Miss one of them and you run the risk of delivering something that is not truly needed or doesn’t solve the business problem your client was searching for.
Without further ado, let’s explore each component in more detail:
The first step when writing a creative brief is to give the project a name. Although it is easy to overlook this step, it’s of paramount importance to take some time and choose one that describes the project’s essence as closely as possible. Choosing the correct name will help your team and client avoid back and forth communication and set everyone in the right mindset.
The second step is to give some context to the project. Who is the client? What’s their story? What’s their mission and vision? This part shouldn’t take more than 2 sentences but be sure that you complete it, it will help people that didn’t participate in the briefing process.
Everything is done for a reason. That’s why the third step to building an effective creative brief is to state the problem your client (internal or external) is trying to solve and the objective of the project. Be clear and, when possible, add some reachable metrics:
The fourth step when creating your briefing document is to define who are the stakeholders and what are they responsible for. Here are some roles for a written content project as an example:
Be sure to include relevant information like working hours, full name, email, and if it’s necessary a phone number.
Once the project overview is complete and responsibilities are assigned, it’s time for the third section of the creative brief: Milestones and Deliverables.
The dictionary defines milestone as “a significant stage or event in the development of something”, in this case, your creative project. Ideally, a project would be done in one swoop, but from experience we know that’s impossible. That’s why it’s very convenient to define certain milestones - intermediate stages of the project - that your client can give feedback on so that the result solves their business need.
The other element of this section is Deliverables, which means what is going to be delivered to the client. If you are a branding agency and are designing a new logo, your deliverables might be a pdf version of the logo, an editable one, and a brand guide.
This section should contain all the necessary information so creatives can deliver an end-product that satisfies the client’s needs. Here you can include:
Don’t limit yourself to the examples below, create your own or check our templates to find inspiration.
Every project has specifications. New websites, for example, need a domain, a language, which platform they should be built with, and specific requirements like the ability to accept payment, a log-in feature, a contact form, and so on. Every one of them should be written down in this section.
You need to get as granular as possible when it comes to the requirements that your client needs. Getting this section wrong is responsible for at least 50% of the problems that agencies and creatives encounter down the line.
Once the project overview is complete, the responsibilities are distributed, milestones are set up, the relevant strategic information is collected and the specifications are defined, it’s to give the project a visual direction.

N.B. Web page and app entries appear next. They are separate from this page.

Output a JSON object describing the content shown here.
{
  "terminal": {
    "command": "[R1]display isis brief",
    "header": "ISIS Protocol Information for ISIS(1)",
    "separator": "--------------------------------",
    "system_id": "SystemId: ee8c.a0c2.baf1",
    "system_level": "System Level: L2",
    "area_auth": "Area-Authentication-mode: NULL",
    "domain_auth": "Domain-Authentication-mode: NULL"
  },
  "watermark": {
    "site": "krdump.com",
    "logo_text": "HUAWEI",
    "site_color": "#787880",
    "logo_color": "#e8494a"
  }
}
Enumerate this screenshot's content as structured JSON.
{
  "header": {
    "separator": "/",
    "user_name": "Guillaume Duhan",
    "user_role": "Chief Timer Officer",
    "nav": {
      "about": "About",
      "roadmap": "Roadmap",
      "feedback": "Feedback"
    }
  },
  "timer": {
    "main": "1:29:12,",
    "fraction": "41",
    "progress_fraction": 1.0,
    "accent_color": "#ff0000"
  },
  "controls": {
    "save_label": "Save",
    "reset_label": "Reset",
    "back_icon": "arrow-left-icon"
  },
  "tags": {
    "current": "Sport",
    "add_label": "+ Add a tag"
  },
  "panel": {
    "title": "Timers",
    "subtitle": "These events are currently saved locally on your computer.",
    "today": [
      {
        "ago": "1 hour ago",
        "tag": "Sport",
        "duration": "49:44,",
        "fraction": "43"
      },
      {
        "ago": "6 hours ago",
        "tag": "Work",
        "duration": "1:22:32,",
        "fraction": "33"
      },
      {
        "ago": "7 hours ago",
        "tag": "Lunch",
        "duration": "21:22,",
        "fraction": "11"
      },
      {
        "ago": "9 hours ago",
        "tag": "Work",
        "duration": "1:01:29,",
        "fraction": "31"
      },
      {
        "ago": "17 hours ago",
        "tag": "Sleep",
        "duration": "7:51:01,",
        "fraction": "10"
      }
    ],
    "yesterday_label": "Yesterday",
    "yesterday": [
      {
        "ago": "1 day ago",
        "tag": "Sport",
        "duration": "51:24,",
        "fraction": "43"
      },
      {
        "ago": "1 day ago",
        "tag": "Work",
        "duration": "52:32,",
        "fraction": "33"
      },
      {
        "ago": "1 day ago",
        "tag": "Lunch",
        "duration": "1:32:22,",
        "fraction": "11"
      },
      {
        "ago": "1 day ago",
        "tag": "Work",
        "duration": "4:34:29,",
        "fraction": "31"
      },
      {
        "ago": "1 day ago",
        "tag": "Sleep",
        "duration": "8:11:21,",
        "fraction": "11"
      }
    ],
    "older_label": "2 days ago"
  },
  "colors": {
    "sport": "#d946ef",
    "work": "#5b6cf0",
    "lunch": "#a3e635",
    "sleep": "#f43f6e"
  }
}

This section aims to define the look & feel of the project. If it’s a logo, what does the client want it to look like? If it’s a blog post, which style is preferred? If it’s a web app, which one would they like to emulate?
Moodboards are a great tool to tackle this section, they provide a way for you and your client to share ideas and give a concrete direction to the project.
After reading this article, you are in a great place to write your creative brief, no matter the type of project. But what if I told you you don’t need to start from scratch?
We built HolaBrief to develop the best creative brief software out there. After doing hundreds of briefs ourselves, talking to dozens of agencies, and lots of trial and error, we’ve come up with the ultimate tool to create interactive, collaborative, and professionally-looking briefs.
You can give HolaBrief a try FOR FREE, create your brief and send it to your client in a few minutes. As simple as that!
See you inside.